Last updated May 7, 2015

Approved by: Maulik P. Purohit MD MPH

Cburnett

Thalassemia is an inherited autosomal recessive blood disorder, meaning two copies of the gene carrying Thalassemia must be present to develop the condition.


 World Thalassemia Day is observed each year on May 8th. The World Health Organization established this observance day to bring public awareness to this blood disease and the preventative measures that should be taken to inhibit its transmission. The theme for 2015 is “Enhancing partnership towards patient-centered health systems: good health adds life to years!”

What is Thalassemia?

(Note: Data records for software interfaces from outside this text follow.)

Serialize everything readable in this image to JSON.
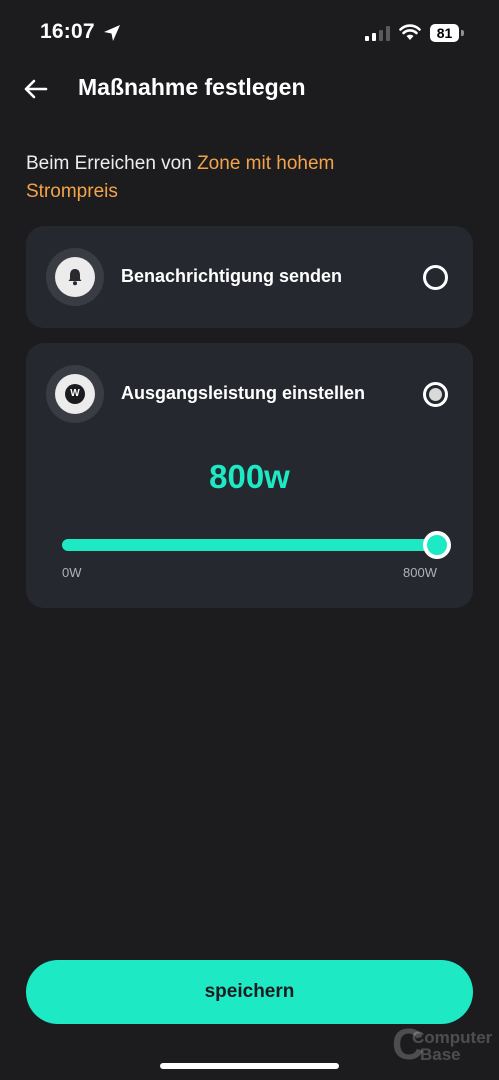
{
  "status_bar": {
    "time": "16:07",
    "battery": "81"
  },
  "header": {
    "title": "Maßnahme festlegen"
  },
  "subtitle": {
    "prefix": "Beim Erreichen von ",
    "highlight": "Zone mit hohem Strompreis"
  },
  "options": [
    {
      "label": "Benachrichtigung senden",
      "icon": "bell-icon",
      "selected": false
    },
    {
      "label": "Ausgangsleistung einstellen",
      "icon": "w-icon",
      "icon_text": "W",
      "selected": true
    }
  ],
  "power": {
    "value": "800w",
    "slider_fraction": 1.0,
    "min_label": "0W",
    "max_label": "800W"
  },
  "save_label": "speichern",
  "watermark": {
    "line1": "Computer",
    "line2": "Base"
  },
  "colors": {
    "accent": "#1de9c5",
    "highlight": "#f3a34a",
    "background": "#1c1c1e",
    "card": "#262830"
  }
}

Thalassemia is an inherited autosomal recessive blood disorder, meaning two copies of the gene carrying Thalassemia must be present to develop the condition. There are several types of Thalassemia including alpha, beta major, beta minor, and delta. The disorder causes damage and weakening of red blood cells and negatively impacts the process of hemoglobin formation in the body. Hemoglobin is the molecule present in blood cells that carries oxygen throughout the body. Without proper hemoglobin formation, individuals with Thalassemia develop mild or severe anemia. Having thalassemia can also lead to bone deformities, heart illnesses or palpitations, jaundice, delayed puberty, and expanded liver, spleen, and bones of the cheeks or forehead.

Approximately 1,000 people in the United States are affected by Thalassemia and there are an unknown number of carriers of the disease. The condition is often seen in children ages 1 or 2 years. Mild Thalassemia may not show any signs and symptoms and thus is not diagnosed until a complete blood count and CBC blood test is completed. In order to maintain normal levels of hemoglobin and red blood cells, several treatment options include blood transfusions, iron chelation therapy, blood and bone marrow stem cell transplantation, and B group vitamin supplements.

Although Thalassemia cannot be prevented, its transmission can be lessened by early detection in prenatal tests before childbirth. It is strongly advised that individuals who carry the Thalassemia gene meet with a genetic counselor in order to receive proper treatment before pregnancy or to learn about the preventive measures to avoid passing the gene onto a child.  

This important day is celebrated to help those suffering from Thalassemia and the complications it brings to their lives.  It serves to commemorate the patients who are no longer living, and those who continue to fight for a better quality of life. 

For more information and to learn about special events in your area, click here.

References:

World Thalassemia Day.Retrieved from http://www.indiacelebrating.com/events/world-thalassemia-day/

(2013 May 6). International Thalassemia Day: Pop Quiz. Retrieved from http://www.cdc.gov/features/thalassemiadayquiz/

(2015 Feb 17). Facts About Thalassemia.Retrieved from http://www.cdc.gov/ncbddd/thalassemia/facts.html

International Thalassemia Day. Retrieved from http://www.thalassaemia.org.cy/communication-awareness/international-thalassaemia-day.shtml

Reviewed and Approved by a member of the DoveMed Editorial Board
First uploaded: May 7, 2015
Last updated: May 7, 2015